Generic drugmakers in Europe say they may cut production due to energy bills

Generic drugmakers in Europe say they may cut production due to energy bills


by Ludwig Burger

FRANKFURT (Reuters) – Pharmaceutical companies in Europe have warned they may stop making some cheap generics due to rising electricity costs and called for overhauling their pricing, the latest industry to seek help as the energy crisis deepens.

Public Pharmaceutical Industry Lobbying Group for Europe, which represents companies including Teva, Novartis’ Sandoz unit and Fresenius SE’s Kapi (ETR :), has sent an open letter to the energy and health ministers of EU member states.

The bloc’s 27 energy ministers meet on Friday to seek agreement on measures to ease Europe’s energy crisis, with a tax on windfall profits for fossil fuel companies and a cap on gas prices on the table.

A spokesman for the Czech presidency of the European Union – which is responsible for preparing and chairing the meeting – confirmed receipt of the letter, but said Friday’s talks aimed to agree on the European Commission’s executive proposals for the bloc.

These solutions have not yet included solutions specifically targeting drug makers.

The letter was also directed to the commission, which did not immediately respond to a request for comment late Tuesday.

According to the letter, electricity prices have increased tenfold for some pharmaceutical factories in Europe, and raw material costs have increased by between 50% and 160%.

Genetic societies in member states are also calling on national health authorities for more flexibility on drug prices, Drugs Europe said.

“We may be discontinuing maybe three or five products due to the direct and indirect impact of increased energy costs,” said Elizabeth Stampa, CEO of Medichem, a drug and pharmaceutical ingredients maker based near Barcelona, โ€‹โ€‹Spain.

READ ALSO :   Japanese factories ramped up production in August, government eyes new stimulus

Adrian van den Hoeven, managing director for Europe, told Reuters that rising energy costs are hurting a sector that has been forced to consolidate due to price pressures, making the market more vulnerable to supply disruptions and shortages.

“Rising energy costs are just consuming all the margins of many of the essential drug makers in the fixed-price system we operate under in Europe,” he said.

The case focuses on the pricing system. Off-patent drugs are usually sold by low-cost drug companies at prices set by national health agencies or insurance company associations, which often also cut prices.

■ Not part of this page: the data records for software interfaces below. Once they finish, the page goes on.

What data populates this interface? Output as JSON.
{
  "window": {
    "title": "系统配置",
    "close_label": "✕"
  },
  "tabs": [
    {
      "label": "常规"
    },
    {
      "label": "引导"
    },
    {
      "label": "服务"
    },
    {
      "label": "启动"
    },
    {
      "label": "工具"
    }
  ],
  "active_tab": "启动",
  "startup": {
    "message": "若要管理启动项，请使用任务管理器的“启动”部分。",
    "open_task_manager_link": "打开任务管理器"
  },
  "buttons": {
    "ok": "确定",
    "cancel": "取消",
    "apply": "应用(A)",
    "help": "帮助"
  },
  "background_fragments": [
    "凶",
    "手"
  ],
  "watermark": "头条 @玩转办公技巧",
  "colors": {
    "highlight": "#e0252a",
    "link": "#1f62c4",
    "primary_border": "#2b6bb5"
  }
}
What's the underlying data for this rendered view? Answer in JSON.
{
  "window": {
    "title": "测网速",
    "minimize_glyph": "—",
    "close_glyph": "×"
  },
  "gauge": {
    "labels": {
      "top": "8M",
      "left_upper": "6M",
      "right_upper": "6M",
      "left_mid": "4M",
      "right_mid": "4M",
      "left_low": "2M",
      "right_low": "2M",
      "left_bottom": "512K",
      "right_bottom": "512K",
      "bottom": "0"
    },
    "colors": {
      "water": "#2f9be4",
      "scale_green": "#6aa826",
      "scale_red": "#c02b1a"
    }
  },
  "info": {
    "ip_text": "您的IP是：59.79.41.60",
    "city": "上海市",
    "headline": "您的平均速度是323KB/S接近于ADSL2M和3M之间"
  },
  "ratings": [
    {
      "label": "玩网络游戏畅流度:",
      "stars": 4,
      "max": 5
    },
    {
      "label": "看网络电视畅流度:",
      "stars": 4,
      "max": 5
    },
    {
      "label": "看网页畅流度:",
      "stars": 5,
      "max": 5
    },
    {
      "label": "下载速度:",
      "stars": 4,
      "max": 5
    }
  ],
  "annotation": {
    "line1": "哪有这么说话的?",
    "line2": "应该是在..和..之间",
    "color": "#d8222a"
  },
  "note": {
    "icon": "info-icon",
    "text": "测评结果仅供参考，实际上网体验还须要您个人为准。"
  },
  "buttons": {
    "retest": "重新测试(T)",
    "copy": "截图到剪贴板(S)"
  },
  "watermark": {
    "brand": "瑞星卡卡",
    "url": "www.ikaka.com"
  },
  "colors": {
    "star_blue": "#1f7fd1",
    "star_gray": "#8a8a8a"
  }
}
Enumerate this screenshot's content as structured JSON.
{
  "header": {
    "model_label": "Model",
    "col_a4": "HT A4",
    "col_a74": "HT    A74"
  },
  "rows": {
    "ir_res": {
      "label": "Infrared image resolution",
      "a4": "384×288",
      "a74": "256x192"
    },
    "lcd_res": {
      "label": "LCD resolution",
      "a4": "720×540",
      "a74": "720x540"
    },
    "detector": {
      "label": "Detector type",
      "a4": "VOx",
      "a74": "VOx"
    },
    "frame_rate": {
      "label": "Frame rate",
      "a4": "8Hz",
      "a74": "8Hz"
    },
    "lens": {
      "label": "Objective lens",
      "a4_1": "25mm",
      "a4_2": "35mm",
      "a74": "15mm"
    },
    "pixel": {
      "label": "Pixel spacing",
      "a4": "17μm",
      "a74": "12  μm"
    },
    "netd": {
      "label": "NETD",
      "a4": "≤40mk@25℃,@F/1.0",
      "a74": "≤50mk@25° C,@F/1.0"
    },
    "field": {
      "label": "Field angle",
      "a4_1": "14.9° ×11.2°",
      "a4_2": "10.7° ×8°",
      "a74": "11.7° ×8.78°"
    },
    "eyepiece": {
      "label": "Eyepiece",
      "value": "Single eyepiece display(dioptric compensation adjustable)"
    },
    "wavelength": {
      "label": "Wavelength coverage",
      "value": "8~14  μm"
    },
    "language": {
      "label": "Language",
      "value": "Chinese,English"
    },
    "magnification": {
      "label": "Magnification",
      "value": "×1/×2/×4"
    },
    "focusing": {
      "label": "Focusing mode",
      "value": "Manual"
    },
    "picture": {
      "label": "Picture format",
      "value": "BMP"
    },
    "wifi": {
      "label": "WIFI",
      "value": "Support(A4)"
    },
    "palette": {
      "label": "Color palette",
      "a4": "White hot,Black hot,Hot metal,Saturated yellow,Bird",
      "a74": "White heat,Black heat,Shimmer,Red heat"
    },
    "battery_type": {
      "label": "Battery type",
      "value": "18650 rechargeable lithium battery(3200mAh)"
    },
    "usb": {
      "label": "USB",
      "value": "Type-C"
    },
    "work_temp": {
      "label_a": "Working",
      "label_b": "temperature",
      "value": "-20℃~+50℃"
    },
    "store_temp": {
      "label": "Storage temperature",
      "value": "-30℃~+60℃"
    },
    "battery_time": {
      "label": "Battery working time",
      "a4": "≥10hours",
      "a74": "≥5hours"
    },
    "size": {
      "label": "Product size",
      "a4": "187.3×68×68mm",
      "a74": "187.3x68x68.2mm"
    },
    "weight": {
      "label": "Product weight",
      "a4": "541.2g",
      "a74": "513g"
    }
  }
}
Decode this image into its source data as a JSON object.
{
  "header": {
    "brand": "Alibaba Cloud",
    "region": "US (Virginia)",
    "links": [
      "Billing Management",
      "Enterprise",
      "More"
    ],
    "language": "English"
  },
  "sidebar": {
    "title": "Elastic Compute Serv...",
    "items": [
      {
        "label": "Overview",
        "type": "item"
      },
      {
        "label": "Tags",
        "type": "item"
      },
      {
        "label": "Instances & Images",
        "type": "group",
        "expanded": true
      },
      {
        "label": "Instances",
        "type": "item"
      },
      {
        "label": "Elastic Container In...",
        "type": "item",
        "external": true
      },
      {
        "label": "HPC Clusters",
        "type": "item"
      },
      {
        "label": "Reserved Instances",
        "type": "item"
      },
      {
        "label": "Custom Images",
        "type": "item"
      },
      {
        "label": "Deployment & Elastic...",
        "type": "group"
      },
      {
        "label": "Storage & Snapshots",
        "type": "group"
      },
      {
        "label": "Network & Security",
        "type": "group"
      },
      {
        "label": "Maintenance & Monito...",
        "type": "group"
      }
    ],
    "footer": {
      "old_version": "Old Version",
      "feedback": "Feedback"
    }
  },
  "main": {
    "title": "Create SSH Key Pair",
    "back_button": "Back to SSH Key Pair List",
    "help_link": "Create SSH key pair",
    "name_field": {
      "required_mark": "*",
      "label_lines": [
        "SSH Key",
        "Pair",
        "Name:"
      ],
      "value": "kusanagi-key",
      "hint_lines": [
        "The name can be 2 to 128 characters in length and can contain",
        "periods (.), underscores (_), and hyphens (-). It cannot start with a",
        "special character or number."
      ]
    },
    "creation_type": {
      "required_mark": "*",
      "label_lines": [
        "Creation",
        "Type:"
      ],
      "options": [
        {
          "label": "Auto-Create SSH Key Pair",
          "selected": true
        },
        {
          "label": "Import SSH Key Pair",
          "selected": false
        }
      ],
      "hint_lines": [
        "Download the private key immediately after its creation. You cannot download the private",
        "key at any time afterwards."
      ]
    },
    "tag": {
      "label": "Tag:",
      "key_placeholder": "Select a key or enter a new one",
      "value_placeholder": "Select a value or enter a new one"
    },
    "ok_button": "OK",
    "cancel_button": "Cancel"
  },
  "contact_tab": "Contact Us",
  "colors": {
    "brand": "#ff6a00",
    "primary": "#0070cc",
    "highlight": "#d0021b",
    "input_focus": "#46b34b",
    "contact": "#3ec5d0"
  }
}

Genetic drugs account for about 70% of all drugs dispensed in Europe, many to treat serious conditions such as infections or cancer, but they make up only 29% of drug bills in the region, according to the lobby group.

The increase in energy costs threatens to undermine the recent push to boost drug production in Europe and make the region more self-sufficient after the COVID-19 pandemic exposed dependence on overseas suppliers and led to the collapse of certain supply routes.

The COVID lockdown measures in China and the war in Ukraine have made matters worse for logistics and raw materials.

Drug shortages, which sometimes disrupt patient care when alternative sources are not available, have a decade-long history in the European off-patent generic sector, where price pressure through distressed health systems does not allow financial only the most cost-efficient systems. suppliers to survive.

While makers of innovative, patented medicines are usually prevented from raising prices after a reimbursement rate is set, much higher margins make most of these products profitable.

READ ALSO :   Credit Agricole and CACEIS to buy RBC Investor Services in Europe

energy density

Standard hospital syringes are among the most energy-intensive drugs produced because they need to be heated and cooled for sterility. The same holds true for the fermentation process behind commonly used antibiotics and therapeutic hormones, van den Hoeven said.

Medichem’s Stampa said the costly energy impacts ranged from higher freight rates to waste disposal contractors charging 30% more.

She declined to name which drugs might be affected as part of an annual review this year, but said customers would be given about six to 12 months to find a new supplier if the product was phased out.

The privately-owned group generated 110 million euros ($106 million) in sales last year through off-patent products such as antibiotic eyedrops, blood thinners and schizophrenia drugs, and sold them to generic drug companies including Teva and Viatris.

Stampa said indexing drug prices to take production costs into account would be an affordable solution for health authorities in Europe as some non-patent eye drops are offset by the price of a pack of gum.

The head of the Italian Pharmaceutical Industry Association, Marcello Cattani, said energy costs are seven times higher than last year, while the US dollar, in which international components are usually paid, against the euro.

“The sector cannot afford higher costs…the risks of negative effects on the production and availability of medicines are very high,” he said.

(1 dollar = 1.0394 euros)

The Latest

To Top